*What you should do*: Please copy, word for word, the line holding "What data populates" and each line that follows it through the end of the entries, omitting any pictures.

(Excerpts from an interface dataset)
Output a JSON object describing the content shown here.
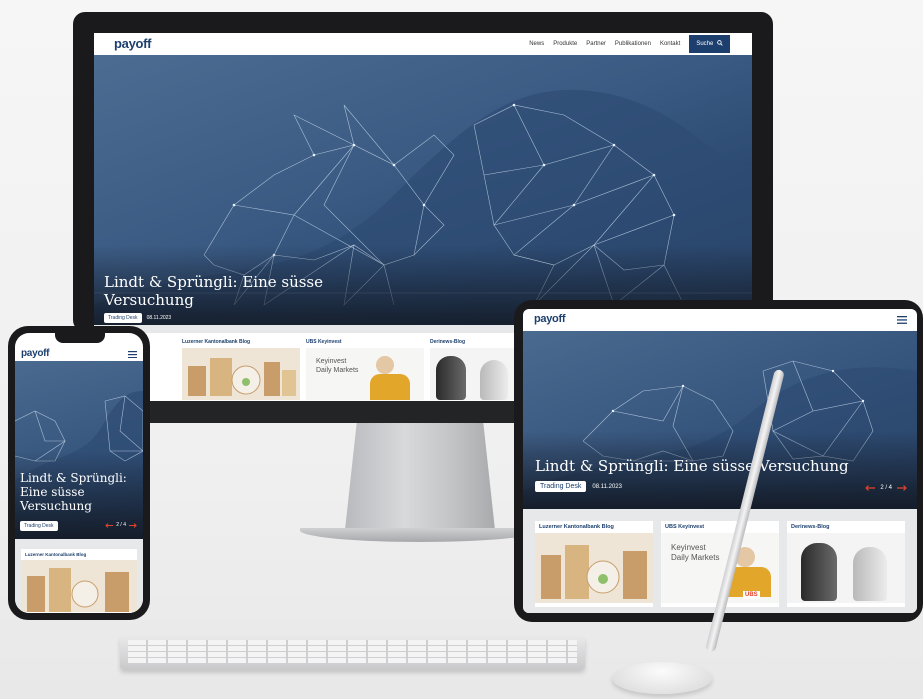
{
  "site": {
    "logo": "payoff",
    "nav": [
      "News",
      "Produkte",
      "Partner",
      "Publikationen",
      "Kontakt"
    ],
    "search_label": "Suche",
    "hero": {
      "title_desktop_line1": "Lindt & Sprüngli: Eine süsse",
      "title_desktop_line2": "Versuchung",
      "title_tablet": "Lindt & Sprüngli: Eine süsse Versuchung",
      "title_phone_line1": "Lindt & Sprüngli:",
      "title_phone_line2": "Eine süsse",
      "title_phone_line3": "Versuchung",
      "category": "Trading Desk",
      "date": "08.11.2023",
      "pager": "2 / 4"
    },
    "cards": [
      {
        "title": "Luzerner Kantonalbank Blog"
      },
      {
        "title": "UBS Keyinvest",
        "image_text_1": "Keyinvest",
        "image_text_2": "Daily Markets",
        "brand": "UBS"
      },
      {
        "title": "Derinews-Blog"
      }
    ]
  },
  "colors": {
    "brand": "#1c3f6e",
    "accent": "#e2422b",
    "hero": "#3a5a83"
  },
  "icons": [
    "search-icon",
    "menu-icon",
    "arrow-left-icon",
    "arrow-right-icon"
  ]
}
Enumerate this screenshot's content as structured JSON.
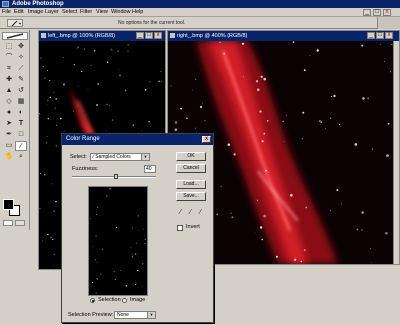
{
  "app": {
    "title": "Adobe Photoshop"
  },
  "menu": [
    "File",
    "Edit",
    "Image",
    "Layer",
    "Select",
    "Filter",
    "View",
    "Window",
    "Help"
  ],
  "options_bar": {
    "text": "No options for the current tool.",
    "tool_icon": "eyedropper-icon"
  },
  "window_controls": {
    "minimize": "_",
    "maximize": "□",
    "close": "x"
  },
  "documents": [
    {
      "title": "left_.bmp @ 100% (RGB/8)"
    },
    {
      "title": "right_.bmp @ 400% (RGB/8)"
    }
  ],
  "toolbox": {
    "tools": [
      "marquee-icon",
      "move-icon",
      "lasso-icon",
      "magic-wand-icon",
      "crop-icon",
      "slice-icon",
      "healing-icon",
      "brush-icon",
      "stamp-icon",
      "history-brush-icon",
      "eraser-icon",
      "gradient-icon",
      "blur-icon",
      "dodge-icon",
      "path-select-icon",
      "type-icon",
      "pen-icon",
      "shape-icon",
      "notes-icon",
      "eyedropper-icon",
      "hand-icon",
      "zoom-icon"
    ],
    "foreground_color": "#000000",
    "background_color": "#ffffff"
  },
  "dialog": {
    "title": "Color Range",
    "select_label": "Select:",
    "select_value": "Sampled Colors",
    "fuzziness_label": "Fuzziness:",
    "fuzziness_value": "40",
    "buttons": {
      "ok": "OK",
      "cancel": "Cancel",
      "load": "Load...",
      "save": "Save..."
    },
    "invert_label": "Invert",
    "radio_selection": "Selection",
    "radio_image": "Image",
    "selection_preview_label": "Selection Preview:",
    "selection_preview_value": "None"
  },
  "colors": {
    "title_bar": "#0a246a",
    "chrome": "#d4d0c8",
    "nebula": "#c8141e"
  }
}
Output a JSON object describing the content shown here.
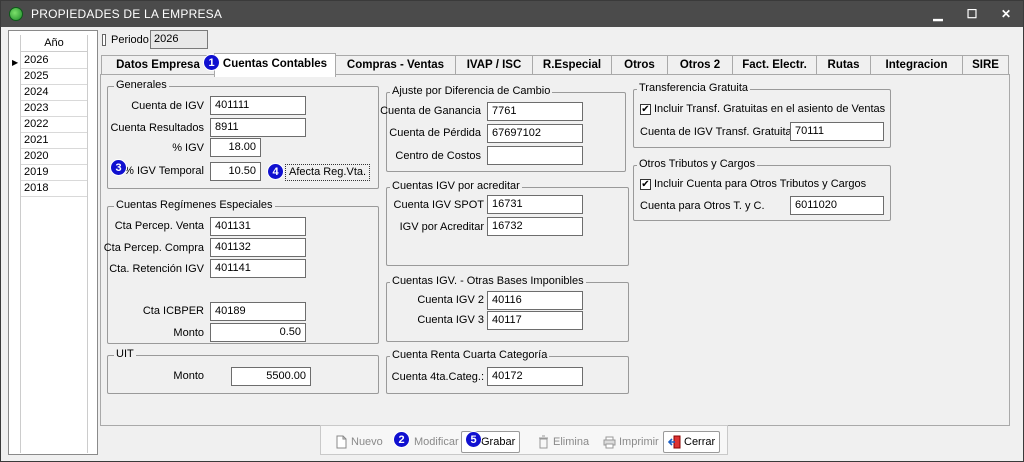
{
  "window": {
    "title": "PROPIEDADES DE LA EMPRESA",
    "minimize": "▁",
    "maximize": "☐",
    "close": "✕"
  },
  "years": {
    "header": "Año",
    "items": [
      "2026",
      "2025",
      "2024",
      "2023",
      "2022",
      "2021",
      "2020",
      "2019",
      "2018"
    ],
    "selected": "2026"
  },
  "periodo": {
    "label": "Periodo",
    "value": "2026"
  },
  "tabs": [
    "Datos Empresa",
    "Cuentas Contables",
    "Compras - Ventas",
    "IVAP / ISC",
    "R.Especial",
    "Otros",
    "Otros 2",
    "Fact. Electr.",
    "Rutas",
    "Integracion",
    "SIRE"
  ],
  "active_tab": "Cuentas Contables",
  "generales": {
    "title": "Generales",
    "cuenta_igv_label": "Cuenta de IGV",
    "cuenta_igv": "401111",
    "cuenta_resultados_label": "Cuenta Resultados",
    "cuenta_resultados": "8911",
    "pct_igv_label": "% IGV",
    "pct_igv": "18.00",
    "pct_igv_temporal_label": "% IGV Temporal",
    "pct_igv_temporal": "10.50",
    "afecta_label": "Afecta Reg.Vta."
  },
  "especiales": {
    "title": "Cuentas Regímenes Especiales",
    "percep_venta_label": "Cta Percep. Venta",
    "percep_venta": "401131",
    "percep_compra_label": "Cta Percep. Compra",
    "percep_compra": "401132",
    "retencion_label": "Cta. Retención IGV",
    "retencion": "401141",
    "icbper_label": "Cta ICBPER",
    "icbper": "40189",
    "monto_label": "Monto",
    "monto": "0.50"
  },
  "uit": {
    "title": "UIT",
    "monto_label": "Monto",
    "monto": "5500.00"
  },
  "ajuste": {
    "title": "Ajuste por Diferencia de Cambio",
    "ganancia_label": "Cuenta de Ganancia",
    "ganancia": "7761",
    "perdida_label": "Cuenta de Pérdida",
    "perdida": "67697102",
    "costos_label": "Centro de Costos",
    "costos": ""
  },
  "igv_acreditar": {
    "title": "Cuentas IGV por acreditar",
    "spot_label": "Cuenta IGV SPOT",
    "spot": "16731",
    "acreditar_label": "IGV por Acreditar",
    "acreditar": "16732"
  },
  "otras_bases": {
    "title": "Cuentas IGV. - Otras Bases Imponibles",
    "igv2_label": "Cuenta IGV 2",
    "igv2": "40116",
    "igv3_label": "Cuenta IGV 3",
    "igv3": "40117"
  },
  "renta_cuarta": {
    "title": "Cuenta Renta Cuarta Categoría",
    "label": "Cuenta 4ta.Categ.:",
    "value": "40172"
  },
  "transferencia": {
    "title": "Transferencia Gratuita",
    "check_label": "Incluir Transf. Gratuitas en el asiento de Ventas",
    "checked": "✔",
    "cuenta_label": "Cuenta de IGV Transf. Gratuita",
    "cuenta": "70111"
  },
  "otros_tributos": {
    "title": "Otros Tributos y Cargos",
    "check_label": "Incluir Cuenta para Otros Tributos y Cargos",
    "checked": "✔",
    "cuenta_label": "Cuenta para Otros T. y C.",
    "cuenta": "6011020"
  },
  "toolbar": {
    "nuevo": "Nuevo",
    "modificar": "Modificar",
    "grabar": "Grabar",
    "elimina": "Elimina",
    "imprimir": "Imprimir",
    "cerrar": "Cerrar"
  },
  "badges": {
    "b1": "1",
    "b2": "2",
    "b3": "3",
    "b4": "4",
    "b5": "5"
  },
  "colors": {
    "titlebar": "#4b4b4b",
    "badge": "#1010d0",
    "window_bg": "#f0f0f0"
  }
}
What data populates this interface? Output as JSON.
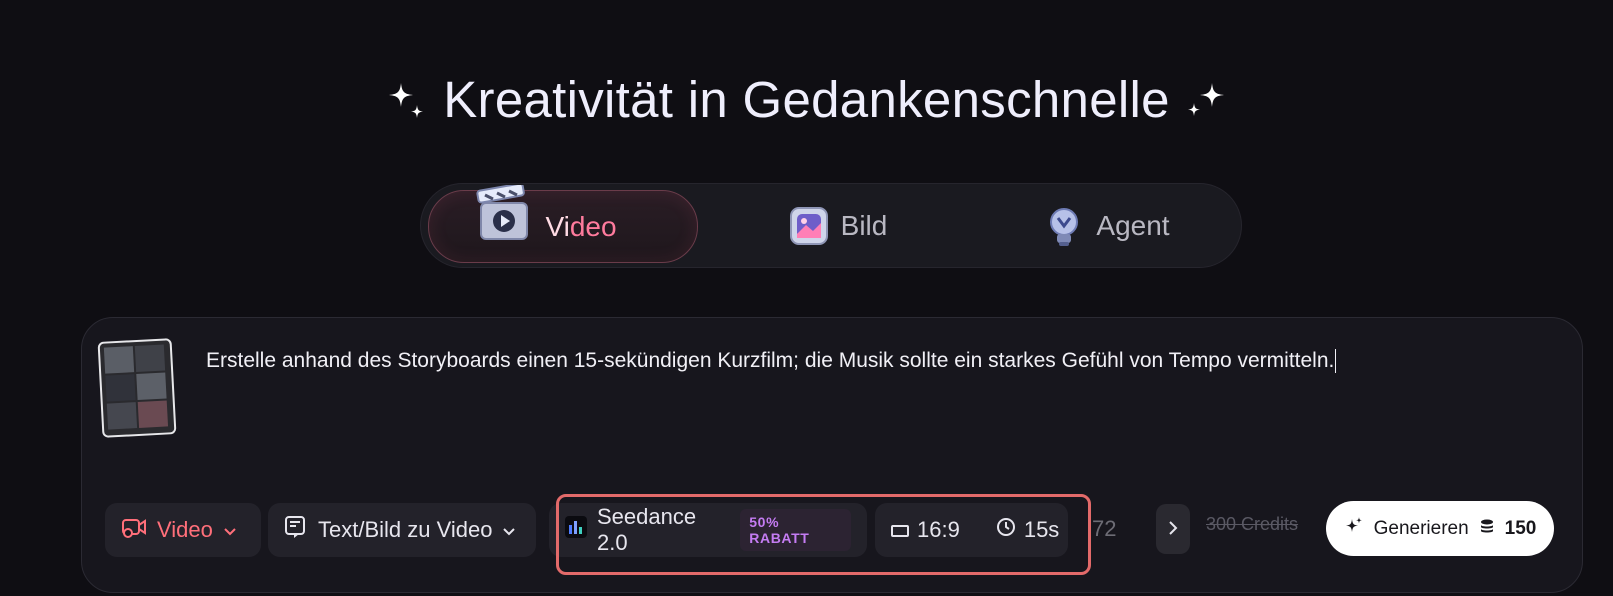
{
  "headline": {
    "text": "Kreativität in Gedankenschnelle",
    "left_icon": "sparkles-icon",
    "right_icon": "sparkles-icon"
  },
  "mode_tabs": [
    {
      "label": "Video",
      "icon": "clapperboard-icon",
      "active": true
    },
    {
      "label": "Bild",
      "icon": "image-icon",
      "active": false
    },
    {
      "label": "Agent",
      "icon": "lightbulb-icon",
      "active": false
    }
  ],
  "prompt": {
    "attachment_icon": "storyboard-thumbnail",
    "text": "Erstelle anhand des Storyboards einen 15-sekündigen Kurzfilm; die Musik sollte ein starkes Gefühl von Tempo vermitteln."
  },
  "toolbar": {
    "type_select": {
      "label": "Video",
      "icon": "video-icon"
    },
    "mode_select": {
      "label": "Text/Bild zu Video",
      "icon": "text-image-icon"
    },
    "model": {
      "label": "Seedance 2.0",
      "badge": "50% RABATT",
      "icon": "seedance-logo-icon"
    },
    "aspect_ratio": {
      "label": "16:9",
      "icon": "rectangle-icon"
    },
    "duration": {
      "label": "15s",
      "icon": "clock-icon"
    },
    "resolution_partial": "72",
    "scroll_icon": "chevron-right-icon",
    "old_credits": "300 Credits",
    "generate": {
      "label": "Generieren",
      "cost": "150",
      "icon": "sparkle-icon",
      "coin_icon": "coin-stack-icon"
    }
  },
  "colors": {
    "background": "#0f0e13",
    "accent_pink": "#ff7b9d",
    "badge_purple": "#c57cf3",
    "highlight_red": "#e36a6a"
  }
}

*Result for this exercise*:
What data populates this interface? Output as JSON.
{
  "headline": {
    "text": "Kreativität in Gedankenschnelle",
    "left_icon": "sparkles-icon",
    "right_icon": "sparkles-icon"
  },
  "mode_tabs": [
    {
      "label": "Video",
      "icon": "clapperboard-icon",
      "active": true
    },
    {
      "label": "Bild",
      "icon": "image-icon",
      "active": false
    },
    {
      "label": "Agent",
      "icon": "lightbulb-icon",
      "active": false
    }
  ],
  "prompt": {
    "attachment_icon": "storyboard-thumbnail",
    "text": "Erstelle anhand des Storyboards einen 15-sekündigen Kurzfilm; die Musik sollte ein starkes Gefühl von Tempo vermitteln."
  },
  "toolbar": {
    "type_select": {
      "label": "Video",
      "icon": "video-icon"
    },
    "mode_select": {
      "label": "Text/Bild zu Video",
      "icon": "text-image-icon"
    },
    "model": {
      "label": "Seedance 2.0",
      "badge": "50% RABATT",
      "icon": "seedance-logo-icon"
    },
    "aspect_ratio": {
      "label": "16:9",
      "icon": "rectangle-icon"
    },
    "duration": {
      "label": "15s",
      "icon": "clock-icon"
    },
    "resolution_partial": "72",
    "scroll_icon": "chevron-right-icon",
    "old_credits": "300 Credits",
    "generate": {
      "label": "Generieren",
      "cost": "150",
      "icon": "sparkle-icon",
      "coin_icon": "coin-stack-icon"
    }
  },
  "colors": {
    "background": "#0f0e13",
    "accent_pink": "#ff7b9d",
    "badge_purple": "#c57cf3",
    "highlight_red": "#e36a6a"
  }
}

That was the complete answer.